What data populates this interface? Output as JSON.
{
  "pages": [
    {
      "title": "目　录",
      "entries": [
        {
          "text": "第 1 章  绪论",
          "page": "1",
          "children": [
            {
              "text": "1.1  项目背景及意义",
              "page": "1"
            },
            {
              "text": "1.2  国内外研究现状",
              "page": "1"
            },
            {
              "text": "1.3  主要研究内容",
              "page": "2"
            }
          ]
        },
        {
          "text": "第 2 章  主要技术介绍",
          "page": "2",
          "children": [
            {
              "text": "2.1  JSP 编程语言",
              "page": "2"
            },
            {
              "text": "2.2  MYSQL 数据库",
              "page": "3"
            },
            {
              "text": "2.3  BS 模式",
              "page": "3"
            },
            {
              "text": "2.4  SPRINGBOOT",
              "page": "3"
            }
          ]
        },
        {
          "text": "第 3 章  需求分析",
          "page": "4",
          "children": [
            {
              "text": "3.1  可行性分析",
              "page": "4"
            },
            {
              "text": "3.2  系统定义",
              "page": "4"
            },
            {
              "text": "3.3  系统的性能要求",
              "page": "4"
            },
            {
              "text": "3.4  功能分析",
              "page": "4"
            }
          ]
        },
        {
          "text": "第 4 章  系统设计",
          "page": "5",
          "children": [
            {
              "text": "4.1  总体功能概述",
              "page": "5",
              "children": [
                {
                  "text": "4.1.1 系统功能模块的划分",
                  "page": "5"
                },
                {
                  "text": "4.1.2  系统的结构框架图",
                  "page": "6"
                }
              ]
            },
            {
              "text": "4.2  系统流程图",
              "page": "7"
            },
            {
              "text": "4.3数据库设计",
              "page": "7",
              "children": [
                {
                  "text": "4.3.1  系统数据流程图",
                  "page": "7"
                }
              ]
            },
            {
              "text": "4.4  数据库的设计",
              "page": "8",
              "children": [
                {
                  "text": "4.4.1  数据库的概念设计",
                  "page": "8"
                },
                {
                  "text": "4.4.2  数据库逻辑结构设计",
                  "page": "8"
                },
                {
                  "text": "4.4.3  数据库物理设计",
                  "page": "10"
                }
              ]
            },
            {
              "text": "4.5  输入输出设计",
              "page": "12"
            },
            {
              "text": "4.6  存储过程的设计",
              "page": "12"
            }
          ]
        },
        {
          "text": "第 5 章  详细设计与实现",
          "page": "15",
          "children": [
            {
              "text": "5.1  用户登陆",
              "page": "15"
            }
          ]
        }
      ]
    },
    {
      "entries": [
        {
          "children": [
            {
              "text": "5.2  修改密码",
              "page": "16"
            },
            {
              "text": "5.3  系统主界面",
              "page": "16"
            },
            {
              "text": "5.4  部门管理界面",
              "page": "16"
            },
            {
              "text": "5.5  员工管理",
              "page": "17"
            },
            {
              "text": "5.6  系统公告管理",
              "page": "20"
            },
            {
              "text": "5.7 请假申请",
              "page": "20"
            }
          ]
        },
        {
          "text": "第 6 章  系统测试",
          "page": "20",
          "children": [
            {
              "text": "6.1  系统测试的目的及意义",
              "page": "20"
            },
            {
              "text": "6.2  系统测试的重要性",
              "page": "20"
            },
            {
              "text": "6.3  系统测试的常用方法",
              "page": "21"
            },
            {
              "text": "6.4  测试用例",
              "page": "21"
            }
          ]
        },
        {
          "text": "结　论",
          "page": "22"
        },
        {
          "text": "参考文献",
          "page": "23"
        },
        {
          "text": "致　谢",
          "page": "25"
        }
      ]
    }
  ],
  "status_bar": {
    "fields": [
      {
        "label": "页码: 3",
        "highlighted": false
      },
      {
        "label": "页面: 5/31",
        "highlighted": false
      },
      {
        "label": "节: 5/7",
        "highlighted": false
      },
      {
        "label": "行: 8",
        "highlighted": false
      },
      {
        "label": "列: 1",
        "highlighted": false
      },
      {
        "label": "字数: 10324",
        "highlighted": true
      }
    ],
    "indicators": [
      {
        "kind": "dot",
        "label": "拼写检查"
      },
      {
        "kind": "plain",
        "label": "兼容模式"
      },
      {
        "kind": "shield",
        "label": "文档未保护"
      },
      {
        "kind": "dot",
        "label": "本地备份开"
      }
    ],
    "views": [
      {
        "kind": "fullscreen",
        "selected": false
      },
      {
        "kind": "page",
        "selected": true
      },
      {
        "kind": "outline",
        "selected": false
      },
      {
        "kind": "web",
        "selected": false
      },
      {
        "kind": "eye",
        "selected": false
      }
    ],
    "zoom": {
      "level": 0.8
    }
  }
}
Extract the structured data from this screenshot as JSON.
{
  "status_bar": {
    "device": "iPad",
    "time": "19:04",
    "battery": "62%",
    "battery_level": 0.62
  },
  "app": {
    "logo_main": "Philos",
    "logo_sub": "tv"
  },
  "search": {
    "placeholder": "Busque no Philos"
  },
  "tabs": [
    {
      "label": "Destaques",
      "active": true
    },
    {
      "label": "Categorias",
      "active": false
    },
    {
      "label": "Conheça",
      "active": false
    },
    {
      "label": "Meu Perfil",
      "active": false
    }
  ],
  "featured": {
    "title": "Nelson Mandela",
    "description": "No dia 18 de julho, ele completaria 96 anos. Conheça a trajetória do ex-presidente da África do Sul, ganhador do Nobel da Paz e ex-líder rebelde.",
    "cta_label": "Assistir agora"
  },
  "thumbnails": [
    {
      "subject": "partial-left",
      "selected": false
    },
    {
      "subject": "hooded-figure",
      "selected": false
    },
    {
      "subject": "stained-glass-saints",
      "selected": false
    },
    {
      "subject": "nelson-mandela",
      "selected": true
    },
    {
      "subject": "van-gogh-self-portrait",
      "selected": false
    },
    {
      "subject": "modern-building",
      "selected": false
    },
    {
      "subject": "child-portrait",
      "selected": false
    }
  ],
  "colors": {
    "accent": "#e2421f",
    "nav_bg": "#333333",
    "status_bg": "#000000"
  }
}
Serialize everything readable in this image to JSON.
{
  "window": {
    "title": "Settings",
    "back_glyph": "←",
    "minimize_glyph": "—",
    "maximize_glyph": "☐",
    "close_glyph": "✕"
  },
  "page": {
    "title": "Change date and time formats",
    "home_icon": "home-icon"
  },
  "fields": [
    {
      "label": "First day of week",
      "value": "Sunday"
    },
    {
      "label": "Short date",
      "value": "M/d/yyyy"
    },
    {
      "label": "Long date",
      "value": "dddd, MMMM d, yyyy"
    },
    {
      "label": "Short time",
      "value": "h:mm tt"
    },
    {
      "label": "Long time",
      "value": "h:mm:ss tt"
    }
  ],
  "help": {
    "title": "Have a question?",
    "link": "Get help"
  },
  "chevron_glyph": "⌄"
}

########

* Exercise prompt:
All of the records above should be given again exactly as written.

* Result of this exercise:
What data populates this interface? Output as JSON.
{
  "pages": [
    {
      "title": "目　录",
      "entries": [
        {
          "text": "第 1 章  绪论",
          "page": "1",
          "children": [
            {
              "text": "1.1  项目背景及意义",
              "page": "1"
            },
            {
              "text": "1.2  国内外研究现状",
              "page": "1"
            },
            {
              "text": "1.3  主要研究内容",
              "page": "2"
            }
          ]
        },
        {
          "text": "第 2 章  主要技术介绍",
          "page": "2",
          "children": [
            {
              "text": "2.1  JSP 编程语言",
              "page": "2"
            },
            {
              "text": "2.2  MYSQL 数据库",
              "page": "3"
            },
            {
              "text": "2.3  BS 模式",
              "page": "3"
            },
            {
              "text": "2.4  SPRINGBOOT",
              "page": "3"
            }
          ]
        },
        {
          "text": "第 3 章  需求分析",
          "page": "4",
          "children": [
            {
              "text": "3.1  可行性分析",
              "page": "4"
            },
            {
              "text": "3.2  系统定义",
              "page": "4"
            },
            {
              "text": "3.3  系统的性能要求",
              "page": "4"
            },
            {
              "text": "3.4  功能分析",
              "page": "4"
            }
          ]
        },
        {
          "text": "第 4 章  系统设计",
          "page": "5",
          "children": [
            {
              "text": "4.1  总体功能概述",
              "page": "5",
              "children": [
                {
                  "text": "4.1.1 系统功能模块的划分",
                  "page": "5"
                },
                {
                  "text": "4.1.2  系统的结构框架图",
                  "page": "6"
                }
              ]
            },
            {
              "text": "4.2  系统流程图",
              "page": "7"
            },
            {
              "text": "4.3数据库设计",
              "page": "7",
              "children": [
                {
                  "text": "4.3.1  系统数据流程图",
                  "page": "7"
                }
              ]
            },
            {
              "text": "4.4  数据库的设计",
              "page": "8",
              "children": [
                {
                  "text": "4.4.1  数据库的概念设计",
                  "page": "8"
                },
                {
                  "text": "4.4.2  数据库逻辑结构设计",
                  "page": "8"
                },
                {
                  "text": "4.4.3  数据库物理设计",
                  "page": "10"
                }
              ]
            },
            {
              "text": "4.5  输入输出设计",
              "page": "12"
            },
            {
              "text": "4.6  存储过程的设计",
              "page": "12"
            }
          ]
        },
        {
          "text": "第 5 章  详细设计与实现",
          "page": "15",
          "children": [
            {
              "text": "5.1  用户登陆",
              "page": "15"
            }
          ]
        }
      ]
    },
    {
      "entries": [
        {
          "children": [
            {
              "text": "5.2  修改密码",
              "page": "16"
            },
            {
              "text": "5.3  系统主界面",
              "page": "16"
            },
            {
              "text": "5.4  部门管理界面",
              "page": "16"
            },
            {
              "text": "5.5  员工管理",
              "page": "17"
            },
            {
              "text": "5.6  系统公告管理",
              "page": "20"
            },
            {
              "text": "5.7 请假申请",
              "page": "20"
            }
          ]
        },
        {
          "text": "第 6 章  系统测试",
          "page": "20",
          "children": [
            {
              "text": "6.1  系统测试的目的及意义",
              "page": "20"
            },
            {
              "text": "6.2  系统测试的重要性",
              "page": "20"
            },
            {
              "text": "6.3  系统测试的常用方法",
              "page": "21"
            },
            {
              "text": "6.4  测试用例",
              "page": "21"
            }
          ]
        },
        {
          "text": "结　论",
          "page": "22"
        },
        {
          "text": "参考文献",
          "page": "23"
        },
        {
          "text": "致　谢",
          "page": "25"
        }
      ]
    }
  ],
  "status_bar": {
    "fields": [
      {
        "label": "页码: 3",
        "highlighted": false
      },
      {
        "label": "页面: 5/31",
        "highlighted": false
      },
      {
        "label": "节: 5/7",
        "highlighted": false
      },
      {
        "label": "行: 8",
        "highlighted": false
      },
      {
        "label": "列: 1",
        "highlighted": false
      },
      {
        "label": "字数: 10324",
        "highlighted": true
      }
    ],
    "indicators": [
      {
        "kind": "dot",
        "label": "拼写检查"
      },
      {
        "kind": "plain",
        "label": "兼容模式"
      },
      {
        "kind": "shield",
        "label": "文档未保护"
      },
      {
        "kind": "dot",
        "label": "本地备份开"
      }
    ],
    "views": [
      {
        "kind": "fullscreen",
        "selected": false
      },
      {
        "kind": "page",
        "selected": true
      },
      {
        "kind": "outline",
        "selected": false
      },
      {
        "kind": "web",
        "selected": false
      },
      {
        "kind": "eye",
        "selected": false
      }
    ],
    "zoom": {
      "level": 0.8
    }
  }
}
Extract the structured data from this screenshot as JSON.
{
  "status_bar": {
    "device": "iPad",
    "time": "19:04",
    "battery": "62%",
    "battery_level": 0.62
  },
  "app": {
    "logo_main": "Philos",
    "logo_sub": "tv"
  },
  "search": {
    "placeholder": "Busque no Philos"
  },
  "tabs": [
    {
      "label": "Destaques",
      "active": true
    },
    {
      "label": "Categorias",
      "active": false
    },
    {
      "label": "Conheça",
      "active": false
    },
    {
      "label": "Meu Perfil",
      "active": false
    }
  ],
  "featured": {
    "title": "Nelson Mandela",
    "description": "No dia 18 de julho, ele completaria 96 anos. Conheça a trajetória do ex-presidente da África do Sul, ganhador do Nobel da Paz e ex-líder rebelde.",
    "cta_label": "Assistir agora"
  },
  "thumbnails": [
    {
      "subject": "partial-left",
      "selected": false
    },
    {
      "subject": "hooded-figure",
      "selected": false
    },
    {
      "subject": "stained-glass-saints",
      "selected": false
    },
    {
      "subject": "nelson-mandela",
      "selected": true
    },
    {
      "subject": "van-gogh-self-portrait",
      "selected": false
    },
    {
      "subject": "modern-building",
      "selected": false
    },
    {
      "subject": "child-portrait",
      "selected": false
    }
  ],
  "colors": {
    "accent": "#e2421f",
    "nav_bg": "#333333",
    "status_bg": "#000000"
  }
}
Serialize everything readable in this image to JSON.
{
  "window": {
    "title": "Settings",
    "back_glyph": "←",
    "minimize_glyph": "—",
    "maximize_glyph": "☐",
    "close_glyph": "✕"
  },
  "page": {
    "title": "Change date and time formats",
    "home_icon": "home-icon"
  },
  "fields": [
    {
      "label": "First day of week",
      "value": "Sunday"
    },
    {
      "label": "Short date",
      "value": "M/d/yyyy"
    },
    {
      "label": "Long date",
      "value": "dddd, MMMM d, yyyy"
    },
    {
      "label": "Short time",
      "value": "h:mm tt"
    },
    {
      "label": "Long time",
      "value": "h:mm:ss tt"
    }
  ],
  "help": {
    "title": "Have a question?",
    "link": "Get help"
  },
  "chevron_glyph": "⌄"
}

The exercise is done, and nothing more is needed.